New Tricks for Removing Ticks & Avoiding RMSF & Lyme Disease
What ever happened to Rocky Mountain Spotted Fever (RMSF)? It seems like Lyme Disease hogs most of the air time these days – but RMSF is still around. In this post we’ll show you two safe and clever ways to remove ticks you may have not seen before. We will also review the symptoms – and most important – the treatment of RMSF Preppers should know cold!
Can You Only Get RMSF in the Rocky Mountains?
Best known for spreading Rocky Mountain Spotted Fever and Lyme disease, ticks are a common problem nearly everywhere. Both RMSF and Lyme disease have been reported in most of the Continental United States, with the highest concentration of RMSF being found in the Mid-South.
The first symptoms of Rocky Mountain spotted fever usually begin 2-14 days after the tick bites you. The bite itself is usually painless, but about half of the people who go on to develop the disease never remember being bitten. Most often the disease begins with the sudden onset of fever and headache.
Other Symptoms include:
- Rash (which occurs 2-5 days after fever, and may be absent in some cases)
- Abdominal pain (may be mistaken for appendicitis)
- Muscle pain
- Lack of appetite
- Redness of the whites of the eyes
RMSF is Not Going Away
Tick Removal Techniques
Trying to remove ticks has gone through a long and troubled evolution in America. While it’s agreed that removing the entire tick, and not leaving any of the head or mouth in the wound is a priority, few of us have been able to do this most times.
Squeezing the tick’s body will cause it to regurgitate stomach contents into the person, often with disease causing microbes in the mix. So if you do choose to use tweezers, grab the head as close to the skin possible. But don’t use tweezers if you can avoid it.
Smothering the tick by covering it with Vaseline has also been tried, but usually results in regurgitation before self-extraction. Getting it to back out by holding a hot match to its rear might work at times, but most often only burns the patient. This brings us to trick #1.
#1 – Inject Lidocaine (or Saline) Under the Tick
Many of us feel it’s best to inject Lidocaine under the tick using a small bore insulin style syringe/needle, then pull it out.
This technique has several advantages. The wheel of lidocaine under the skin produces an upward pressure that prevents stomach contents from entering back into the persons skin, even when its body is accidentally squeezed. Moreover, if the tick does not back out on its own, and has to be pulled out with tweezers, the remaining parts can be cut out with a scalpel because the area will be deadened. If you don’t have lidocaine, you can use sterile saline in its place.
#2 The Straw Lasso Tick Round-Up
Another trick is to have someone hold a straw over the critter and encircle it with sewing thread. Gently tighten a knot around the straw as it’s slowly retracted. You will be left with a lassoed tick. The knot will prevent stomach regurgitation, and you can use the thread to pull the little guy out.

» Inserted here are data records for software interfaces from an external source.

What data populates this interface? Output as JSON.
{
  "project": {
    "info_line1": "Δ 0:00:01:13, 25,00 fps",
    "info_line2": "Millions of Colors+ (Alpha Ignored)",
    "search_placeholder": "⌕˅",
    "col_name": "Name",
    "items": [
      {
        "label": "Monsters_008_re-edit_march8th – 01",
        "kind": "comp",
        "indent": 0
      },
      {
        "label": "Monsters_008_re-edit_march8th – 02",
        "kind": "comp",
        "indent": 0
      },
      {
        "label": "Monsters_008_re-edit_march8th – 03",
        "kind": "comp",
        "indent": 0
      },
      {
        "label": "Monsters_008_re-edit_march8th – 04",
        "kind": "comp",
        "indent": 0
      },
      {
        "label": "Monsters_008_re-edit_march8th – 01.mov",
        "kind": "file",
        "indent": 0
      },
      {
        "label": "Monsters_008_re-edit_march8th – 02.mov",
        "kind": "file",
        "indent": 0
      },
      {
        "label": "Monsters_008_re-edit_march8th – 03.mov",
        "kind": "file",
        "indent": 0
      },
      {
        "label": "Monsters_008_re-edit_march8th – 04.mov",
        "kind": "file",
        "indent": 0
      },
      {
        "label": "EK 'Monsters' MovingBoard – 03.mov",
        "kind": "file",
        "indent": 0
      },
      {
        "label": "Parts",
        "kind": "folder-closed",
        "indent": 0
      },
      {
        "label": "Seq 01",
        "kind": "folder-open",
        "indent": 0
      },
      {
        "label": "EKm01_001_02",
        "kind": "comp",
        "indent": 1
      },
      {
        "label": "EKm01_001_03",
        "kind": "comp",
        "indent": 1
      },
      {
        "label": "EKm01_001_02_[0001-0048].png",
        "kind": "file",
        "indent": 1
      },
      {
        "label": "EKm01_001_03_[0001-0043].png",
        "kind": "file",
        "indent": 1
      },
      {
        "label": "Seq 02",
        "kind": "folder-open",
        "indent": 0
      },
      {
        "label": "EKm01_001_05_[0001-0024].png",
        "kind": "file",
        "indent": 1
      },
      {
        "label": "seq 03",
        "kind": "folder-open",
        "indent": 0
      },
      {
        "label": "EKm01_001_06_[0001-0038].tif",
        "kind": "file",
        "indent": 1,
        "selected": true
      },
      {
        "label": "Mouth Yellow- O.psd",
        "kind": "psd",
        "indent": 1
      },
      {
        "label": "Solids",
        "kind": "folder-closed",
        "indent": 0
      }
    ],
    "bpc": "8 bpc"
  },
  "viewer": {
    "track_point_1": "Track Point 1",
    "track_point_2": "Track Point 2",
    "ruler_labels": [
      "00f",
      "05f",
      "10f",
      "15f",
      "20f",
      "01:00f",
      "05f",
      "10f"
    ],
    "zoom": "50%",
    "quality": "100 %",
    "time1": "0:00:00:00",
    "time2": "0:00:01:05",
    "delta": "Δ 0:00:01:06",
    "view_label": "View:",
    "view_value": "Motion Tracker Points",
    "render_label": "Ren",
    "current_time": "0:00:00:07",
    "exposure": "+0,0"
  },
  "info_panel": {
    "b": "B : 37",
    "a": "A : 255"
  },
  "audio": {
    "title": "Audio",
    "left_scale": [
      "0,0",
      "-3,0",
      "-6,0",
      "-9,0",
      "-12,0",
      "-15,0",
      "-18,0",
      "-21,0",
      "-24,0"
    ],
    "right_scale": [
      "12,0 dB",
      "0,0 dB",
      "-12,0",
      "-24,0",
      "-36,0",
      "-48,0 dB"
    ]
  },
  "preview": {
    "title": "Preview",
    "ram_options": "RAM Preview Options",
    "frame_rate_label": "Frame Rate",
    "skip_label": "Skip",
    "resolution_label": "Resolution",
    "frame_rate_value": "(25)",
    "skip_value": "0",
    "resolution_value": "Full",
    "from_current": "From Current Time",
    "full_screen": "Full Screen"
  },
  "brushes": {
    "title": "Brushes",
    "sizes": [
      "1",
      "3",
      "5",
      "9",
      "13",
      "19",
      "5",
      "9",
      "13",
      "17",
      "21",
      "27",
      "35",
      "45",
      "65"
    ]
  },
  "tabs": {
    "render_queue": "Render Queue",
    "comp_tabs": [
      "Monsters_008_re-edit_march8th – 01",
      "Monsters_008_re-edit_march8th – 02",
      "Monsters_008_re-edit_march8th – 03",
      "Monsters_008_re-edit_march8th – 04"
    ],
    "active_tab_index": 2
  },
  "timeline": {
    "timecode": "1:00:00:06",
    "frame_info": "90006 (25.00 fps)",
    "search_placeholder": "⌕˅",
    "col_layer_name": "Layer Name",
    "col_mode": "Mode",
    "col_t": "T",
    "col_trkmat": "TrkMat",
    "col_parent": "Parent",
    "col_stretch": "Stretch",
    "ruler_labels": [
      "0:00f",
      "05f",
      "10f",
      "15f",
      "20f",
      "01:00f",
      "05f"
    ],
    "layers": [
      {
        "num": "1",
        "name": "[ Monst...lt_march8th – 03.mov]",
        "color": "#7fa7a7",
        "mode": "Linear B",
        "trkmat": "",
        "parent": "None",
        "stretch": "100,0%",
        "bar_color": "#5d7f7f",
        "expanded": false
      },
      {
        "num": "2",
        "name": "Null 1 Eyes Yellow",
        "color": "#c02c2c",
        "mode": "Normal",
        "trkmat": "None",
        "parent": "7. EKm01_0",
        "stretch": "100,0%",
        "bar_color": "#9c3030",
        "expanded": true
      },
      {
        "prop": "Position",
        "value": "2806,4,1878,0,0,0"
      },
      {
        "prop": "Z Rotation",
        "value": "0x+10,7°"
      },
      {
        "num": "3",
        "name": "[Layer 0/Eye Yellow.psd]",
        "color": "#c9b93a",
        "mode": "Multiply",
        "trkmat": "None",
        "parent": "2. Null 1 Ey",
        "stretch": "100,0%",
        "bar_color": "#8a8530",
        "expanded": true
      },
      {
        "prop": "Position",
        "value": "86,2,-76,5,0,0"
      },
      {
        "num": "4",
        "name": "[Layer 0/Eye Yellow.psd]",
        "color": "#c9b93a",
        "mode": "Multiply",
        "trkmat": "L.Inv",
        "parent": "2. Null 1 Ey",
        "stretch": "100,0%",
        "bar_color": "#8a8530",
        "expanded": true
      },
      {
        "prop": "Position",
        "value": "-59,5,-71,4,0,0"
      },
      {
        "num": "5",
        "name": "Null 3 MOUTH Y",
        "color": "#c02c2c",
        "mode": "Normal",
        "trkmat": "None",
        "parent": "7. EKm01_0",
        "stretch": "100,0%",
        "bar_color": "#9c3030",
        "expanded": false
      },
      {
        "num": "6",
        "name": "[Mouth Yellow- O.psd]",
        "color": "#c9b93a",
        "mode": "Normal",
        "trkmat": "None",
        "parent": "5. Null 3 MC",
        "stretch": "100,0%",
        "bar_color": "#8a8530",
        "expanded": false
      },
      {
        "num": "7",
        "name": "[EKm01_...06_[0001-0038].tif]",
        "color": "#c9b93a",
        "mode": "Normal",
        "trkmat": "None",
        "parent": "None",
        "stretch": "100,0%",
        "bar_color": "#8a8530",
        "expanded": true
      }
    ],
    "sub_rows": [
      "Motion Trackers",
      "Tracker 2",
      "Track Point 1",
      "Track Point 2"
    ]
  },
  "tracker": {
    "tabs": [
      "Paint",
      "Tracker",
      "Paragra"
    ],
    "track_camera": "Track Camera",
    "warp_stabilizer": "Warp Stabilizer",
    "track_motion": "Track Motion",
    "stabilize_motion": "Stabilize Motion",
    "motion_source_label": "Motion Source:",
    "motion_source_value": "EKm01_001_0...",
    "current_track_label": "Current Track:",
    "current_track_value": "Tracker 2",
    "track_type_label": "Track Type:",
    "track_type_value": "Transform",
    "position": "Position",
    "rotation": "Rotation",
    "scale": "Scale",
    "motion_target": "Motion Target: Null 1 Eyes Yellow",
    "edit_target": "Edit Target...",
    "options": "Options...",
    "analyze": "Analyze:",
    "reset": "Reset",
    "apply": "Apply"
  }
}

Per CDC Recommendations: “Doxycycline is the first line treatment for adults and children of all ages and should be initiated immediately whenever RMSF is suspected.”
- Adults: 100 mg every 12 hours
- Children under 45 kg (100 lbs): 2.2 mg/kg body weight given twice a day
Keep in mind people should be treated for an additional 3 days after the fever resolves, and until there is evidence the person has significantly improved. The standard duration of treatment is usually 7-14 days.
Some General Comments on Doxycycline
All in all, doxycycline is probably the most versatile drug for use in the wilderness. If you can only pack one antibiotic – make it doxycycline. It predisposes people to sunburn, and has some restrictions with pregnancy, but is easy to come by and works for many ailments. If nowhere else, you can find it in a pet store with the fish antibiotics.
Last and Really Bizarre
For some reason when a tick lodges in the back of a person’s neck, it can cause a type of ascending paralysis. This is when you become numb and weak, first in the toes and feet, and then the disability slowly creeps all the way up to your head. But this complication is rare, and removal of the tick is all that’s needed to resolve these unusual symptoms.
Take Home Message: Ticks can carry a variety of diseases, most of which produce rashes, and respond well to doxycycline taken for 14 days. If a person has a rash that involves the palms, and it was not preceded by a common head cold, a tick borne illness may be the cause. Give the person an antibiotic. Doxycycline works best, and the infection usually resolves in a couple weeks.
The Above Has Been Adapted From: